▶ **RECORDS SUPPLIED**:
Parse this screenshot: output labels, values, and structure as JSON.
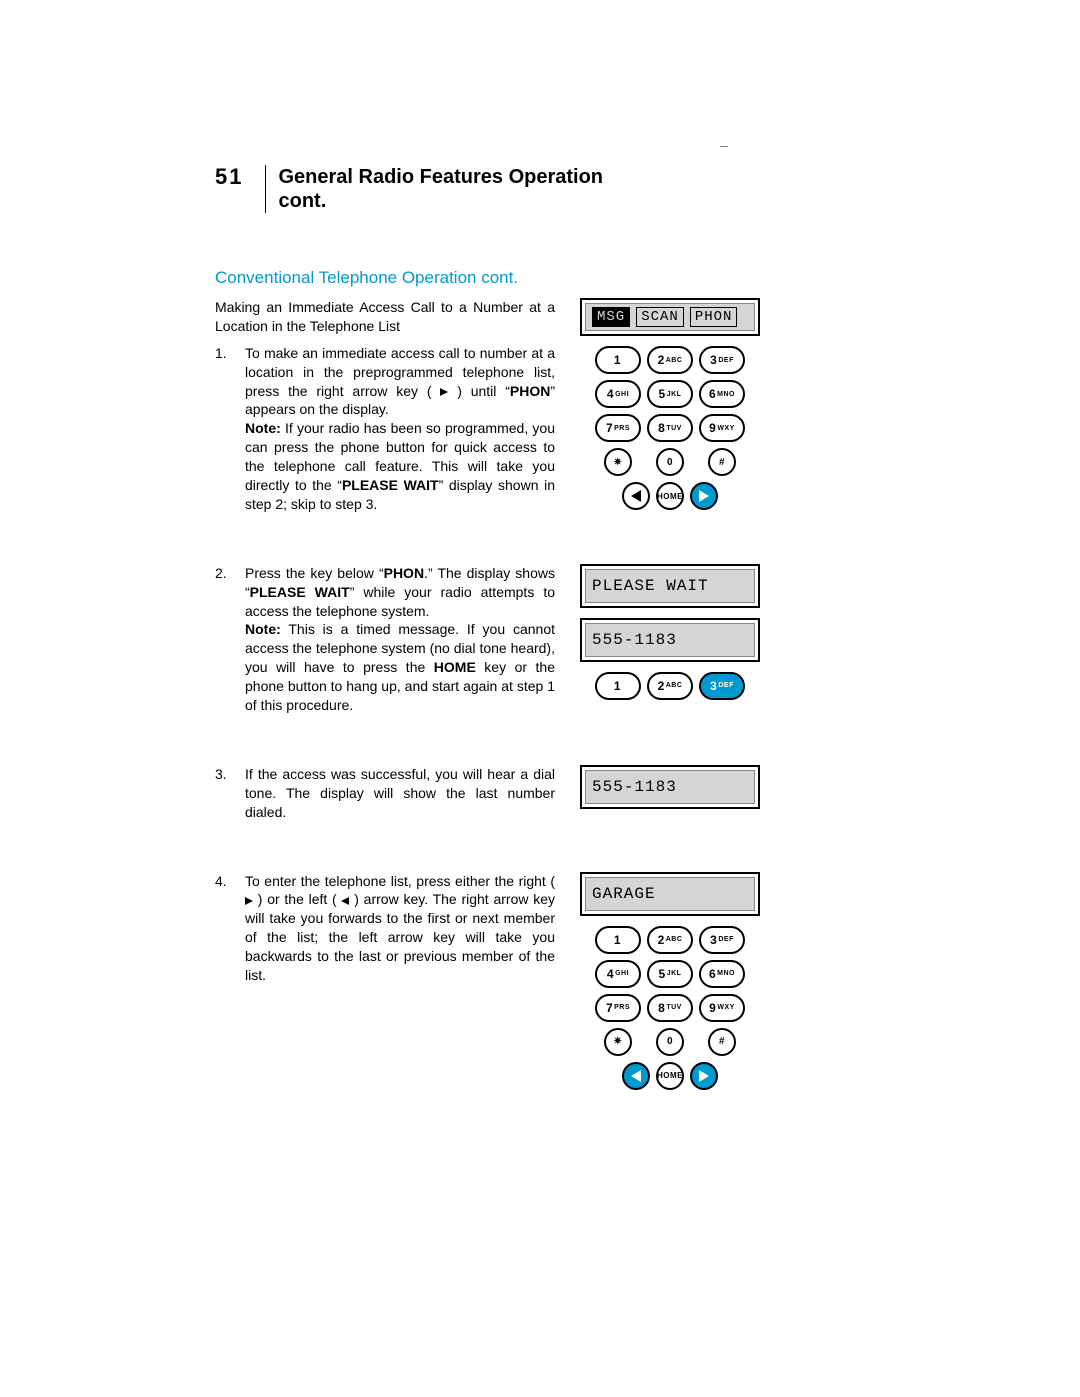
{
  "page_number": "51",
  "title_line1": "General Radio Features Operation",
  "title_line2": "cont.",
  "section_title": "Conventional Telephone Operation cont.",
  "lead": "Making an Immediate Access Call to a Number at a Location in the Telephone List",
  "steps": {
    "s1": {
      "n": "1.",
      "body_a": "To make an immediate access call to number at a location in the preprogrammed telephone list, press the right arrow key (",
      "body_b": ") until “",
      "body_c": "PHON",
      "body_d": "” appears on the display.",
      "note_label": "Note:",
      "note_a": " If your radio has been so programmed, you can press the phone button for quick access to the telephone call feature. This will take you directly to the “",
      "note_b": "PLEASE WAIT",
      "note_c": "” display shown in step 2; skip to step 3."
    },
    "s2": {
      "n": "2.",
      "body_a": "Press the key below “",
      "body_b": "PHON",
      "body_c": ".” The display shows “",
      "body_d": "PLEASE WAIT",
      "body_e": "” while your radio attempts to access the telephone system.",
      "note_label": "Note:",
      "note": " This is a timed message. If you cannot access the telephone system (no dial tone heard), you will have to press the ",
      "note_key": "HOME",
      "note_tail": " key or the phone button to hang up, and start again at step 1 of this procedure."
    },
    "s3": {
      "n": "3.",
      "body": "If the access was successful, you will hear a dial tone. The display will show the last number dialed."
    },
    "s4": {
      "n": "4.",
      "body_a": "To enter the telephone list, press either the right (",
      "body_b": ") or the left (",
      "body_c": ") arrow key. The right arrow key will take you forwards to the first or next member of the list; the left arrow key will take you backwards to the last or previous member of the list."
    }
  },
  "lcd": {
    "a1": "MSG",
    "a2": "SCAN",
    "a3": "PHON",
    "please_wait": "PLEASE WAIT",
    "num": "555-1183",
    "garage": "GARAGE"
  },
  "keys": {
    "k1": "1",
    "k2n": "2",
    "k2l": "ABC",
    "k3n": "3",
    "k3l": "DEF",
    "k4n": "4",
    "k4l": "GHI",
    "k5n": "5",
    "k5l": "JKL",
    "k6n": "6",
    "k6l": "MNO",
    "k7n": "7",
    "k7l": "PRS",
    "k8n": "8",
    "k8l": "TUV",
    "k9n": "9",
    "k9l": "WXY",
    "star": "✷",
    "k0": "0",
    "hash": "#",
    "home": "HOME"
  }
}
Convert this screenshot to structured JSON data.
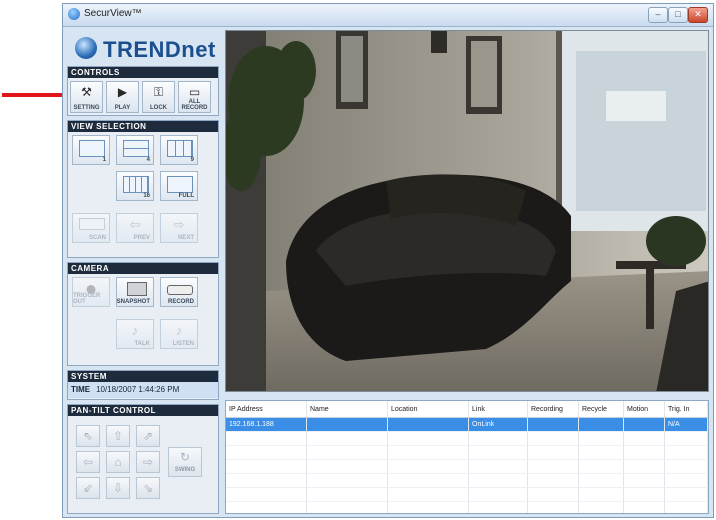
{
  "window": {
    "title": "SecurView™",
    "controls": [
      "minimize-icon",
      "maximize-icon",
      "close-icon"
    ]
  },
  "logo": "TRENDnet",
  "controls": {
    "header": "CONTROLS",
    "buttons": [
      {
        "label": "SETTING",
        "icon": "setting-icon"
      },
      {
        "label": "PLAY",
        "icon": "play-icon"
      },
      {
        "label": "LOCK",
        "icon": "lock-icon"
      },
      {
        "label": "ALL RECORD",
        "icon": "record-all-icon"
      }
    ]
  },
  "view_selection": {
    "header": "VIEW SELECTION",
    "layouts": [
      "1",
      "4",
      "9",
      "16",
      "FULL"
    ],
    "nav": [
      "SCAN",
      "PREV",
      "NEXT"
    ]
  },
  "camera": {
    "header": "CAMERA",
    "buttons": [
      "TRIGGER OUT",
      "SNAPSHOT",
      "RECORD",
      "TALK",
      "LISTEN"
    ]
  },
  "system": {
    "header": "SYSTEM",
    "time_label": "TIME",
    "time_value": "10/18/2007 1:44:26 PM"
  },
  "pan_tilt": {
    "header": "PAN-TILT CONTROL",
    "swing_label": "SWING"
  },
  "table": {
    "columns": [
      "IP Address",
      "Name",
      "Location",
      "Link",
      "Recording",
      "Recycle",
      "Motion",
      "Trig. In"
    ],
    "rows": [
      [
        "192.168.1.188",
        "",
        "",
        "OnLink",
        "",
        "",
        "",
        "N/A"
      ]
    ]
  },
  "colors": {
    "accent": "#3a8ee6",
    "annotation_arrow": "#e3171a"
  }
}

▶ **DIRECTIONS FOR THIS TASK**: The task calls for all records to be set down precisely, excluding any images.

▶ **OUTPUT FOR THIS TASK**:
Parse this screenshot: output labels, values, and structure as JSON.
{
  "page_number": "51",
  "title_line1": "General Radio Features Operation",
  "title_line2": "cont.",
  "section_title": "Conventional Telephone Operation cont.",
  "lead": "Making an Immediate Access Call to a Number at a Location in the Telephone List",
  "steps": {
    "s1": {
      "n": "1.",
      "body_a": "To make an immediate access call to number at a location in the preprogrammed telephone list, press the right arrow key (",
      "body_b": ") until “",
      "body_c": "PHON",
      "body_d": "” appears on the display.",
      "note_label": "Note:",
      "note_a": " If your radio has been so programmed, you can press the phone button for quick access to the telephone call feature. This will take you directly to the “",
      "note_b": "PLEASE WAIT",
      "note_c": "” display shown in step 2; skip to step 3."
    },
    "s2": {
      "n": "2.",
      "body_a": "Press the key below “",
      "body_b": "PHON",
      "body_c": ".” The display shows “",
      "body_d": "PLEASE WAIT",
      "body_e": "” while your radio attempts to access the telephone system.",
      "note_label": "Note:",
      "note": " This is a timed message. If you cannot access the telephone system (no dial tone heard), you will have to press the ",
      "note_key": "HOME",
      "note_tail": " key or the phone button to hang up, and start again at step 1 of this procedure."
    },
    "s3": {
      "n": "3.",
      "body": "If the access was successful, you will hear a dial tone. The display will show the last number dialed."
    },
    "s4": {
      "n": "4.",
      "body_a": "To enter the telephone list, press either the right (",
      "body_b": ") or the left (",
      "body_c": ") arrow key. The right arrow key will take you forwards to the first or next member of the list; the left arrow key will take you backwards to the last or previous member of the list."
    }
  },
  "lcd": {
    "a1": "MSG",
    "a2": "SCAN",
    "a3": "PHON",
    "please_wait": "PLEASE WAIT",
    "num": "555-1183",
    "garage": "GARAGE"
  },
  "keys": {
    "k1": "1",
    "k2n": "2",
    "k2l": "ABC",
    "k3n": "3",
    "k3l": "DEF",
    "k4n": "4",
    "k4l": "GHI",
    "k5n": "5",
    "k5l": "JKL",
    "k6n": "6",
    "k6l": "MNO",
    "k7n": "7",
    "k7l": "PRS",
    "k8n": "8",
    "k8l": "TUV",
    "k9n": "9",
    "k9l": "WXY",
    "star": "✷",
    "k0": "0",
    "hash": "#",
    "home": "HOME"
  }
}
Convert this screenshot to structured JSON data.
{
  "window": {
    "title": "SecurView™",
    "controls": [
      "minimize-icon",
      "maximize-icon",
      "close-icon"
    ]
  },
  "logo": "TRENDnet",
  "controls": {
    "header": "CONTROLS",
    "buttons": [
      {
        "label": "SETTING",
        "icon": "setting-icon"
      },
      {
        "label": "PLAY",
        "icon": "play-icon"
      },
      {
        "label": "LOCK",
        "icon": "lock-icon"
      },
      {
        "label": "ALL RECORD",
        "icon": "record-all-icon"
      }
    ]
  },
  "view_selection": {
    "header": "VIEW SELECTION",
    "layouts": [
      "1",
      "4",
      "9",
      "16",
      "FULL"
    ],
    "nav": [
      "SCAN",
      "PREV",
      "NEXT"
    ]
  },
  "camera": {
    "header": "CAMERA",
    "buttons": [
      "TRIGGER OUT",
      "SNAPSHOT",
      "RECORD",
      "TALK",
      "LISTEN"
    ]
  },
  "system": {
    "header": "SYSTEM",
    "time_label": "TIME",
    "time_value": "10/18/2007 1:44:26 PM"
  },
  "pan_tilt": {
    "header": "PAN-TILT CONTROL",
    "swing_label": "SWING"
  },
  "table": {
    "columns": [
      "IP Address",
      "Name",
      "Location",
      "Link",
      "Recording",
      "Recycle",
      "Motion",
      "Trig. In"
    ],
    "rows": [
      [
        "192.168.1.188",
        "",
        "",
        "OnLink",
        "",
        "",
        "",
        "N/A"
      ]
    ]
  },
  "colors": {
    "accent": "#3a8ee6",
    "annotation_arrow": "#e3171a"
  }
}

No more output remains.